Yet the very imperfections in science that Mooney must highlight to protect his notion of purity create a political hole big enough to drive a truck through, and the truck that the Republicans are driving is: the ideals of pure science! The conservative “sound science” movement demands that regulatory science satisfy all the sacrosanct canons of the scientific enterprise—peer review, reproducibility, empiricism, transparency, openness. When real-world science falls short of this ideal, as it must, the antiregulatory zealots can dismiss it as “junk science” that is not good enough to justify regulation. Mooney paints this tactic as an abuse of science, but it’s not political conservatives who made up the ideals; they took them from the mainstream scientific community, which since the time of Bacon and Descartes has used them to claim a special place in society for both scientists and the knowledge that scientists produce.

Mooney thus pushes the reader’s nose into a dilemma that annihilates the book’s fundamental premises: If science in the policy arena is not to be measured against this ideal standard, then what alternative measure shall take its place? Whether one views imperfect knowledge as a reason to avoid environmental action (the “junk science” perspective) or to embrace action (the precautionary approach), the choice reflects one’s values, with purity nowhere to be found.

Indeed, throughout the book, Mooney’s polemical fervor blinds him to the political content inherent in all discourse that connects science to human affairs. Returning to embryonic stem cell research, Mooney excoriates the opposition for claiming that “so-called adult stem cells” are a scientifically suitable substitute for those derived from embryos. “Only a political movement that truly disdained science would embrace the stunning fictions of the ‘adult’-stem-cell-only crusade.” Apparently he is unaware that Germany, acutely conscious of its post-World War II responsibility to demonstrate an unconditional respect for human rights, has prohibited the destruction of embryos for research, while allowing and encouraging research on adult stem cells. Does this mean that Germans, like Republicans, must disdain science?

Finally, just as Mooney cannot seriously discuss the ways in which Democrats might use science to advance their own values, neither can he consider the possibility that values are part of the scientific enterprise itself. When he finally turns to what ought to be his easiest target, the fight against evolution, his one-dimensional view of the world can only reveal the obvious: that intelligent design is not really science and that its purveyors seek to insert a culturally conservative religious agenda into the teaching of science. He cannot acknowledge that science brings with it a world-transforming cultural agenda of its own—embodied in the modern notion of progress—for that would reveal that belief in evolution is associated with a value system far more powerful than that of religious fundamentalism.

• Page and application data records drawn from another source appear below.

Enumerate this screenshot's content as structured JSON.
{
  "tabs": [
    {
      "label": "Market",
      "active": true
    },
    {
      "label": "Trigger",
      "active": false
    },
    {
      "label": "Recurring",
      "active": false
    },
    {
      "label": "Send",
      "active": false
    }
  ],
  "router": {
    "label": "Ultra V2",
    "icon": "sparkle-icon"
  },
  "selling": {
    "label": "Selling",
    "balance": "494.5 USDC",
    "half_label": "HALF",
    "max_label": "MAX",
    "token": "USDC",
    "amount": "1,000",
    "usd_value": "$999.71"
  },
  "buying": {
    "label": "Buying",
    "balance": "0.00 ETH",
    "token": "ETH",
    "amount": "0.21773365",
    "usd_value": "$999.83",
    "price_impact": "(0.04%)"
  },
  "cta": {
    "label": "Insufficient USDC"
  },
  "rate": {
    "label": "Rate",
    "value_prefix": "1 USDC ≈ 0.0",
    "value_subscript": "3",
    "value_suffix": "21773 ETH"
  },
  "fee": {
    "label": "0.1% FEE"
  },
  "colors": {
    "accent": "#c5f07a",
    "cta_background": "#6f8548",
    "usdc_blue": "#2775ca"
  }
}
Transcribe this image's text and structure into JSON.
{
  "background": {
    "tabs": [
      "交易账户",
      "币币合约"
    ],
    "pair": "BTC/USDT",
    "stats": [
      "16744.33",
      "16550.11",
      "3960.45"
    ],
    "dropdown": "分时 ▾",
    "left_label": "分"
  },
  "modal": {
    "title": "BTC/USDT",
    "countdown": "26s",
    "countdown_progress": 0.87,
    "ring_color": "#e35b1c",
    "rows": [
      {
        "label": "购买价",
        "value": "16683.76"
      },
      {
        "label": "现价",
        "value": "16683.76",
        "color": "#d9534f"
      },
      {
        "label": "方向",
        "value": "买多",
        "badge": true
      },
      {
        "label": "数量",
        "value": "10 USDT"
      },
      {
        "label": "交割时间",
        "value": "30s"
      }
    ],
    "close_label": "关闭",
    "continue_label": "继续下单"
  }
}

In the end, Mooney’s desire to distance himself from such a value system simply replays the Democratic electoral defeat of 2002. In Mooney’s world, Republicans may be ruthless ideologues, but Democrats are soulless ciphers. From this perspective, it is easy to understand why Republicans won the election: at least they actually seem to believe in something. Were Karl Rove to read this book, I suspect he would be comforted.


Daniel Sarewitz () is director of the Consortium for Science, Policy, and Outcomes at Arizona State University.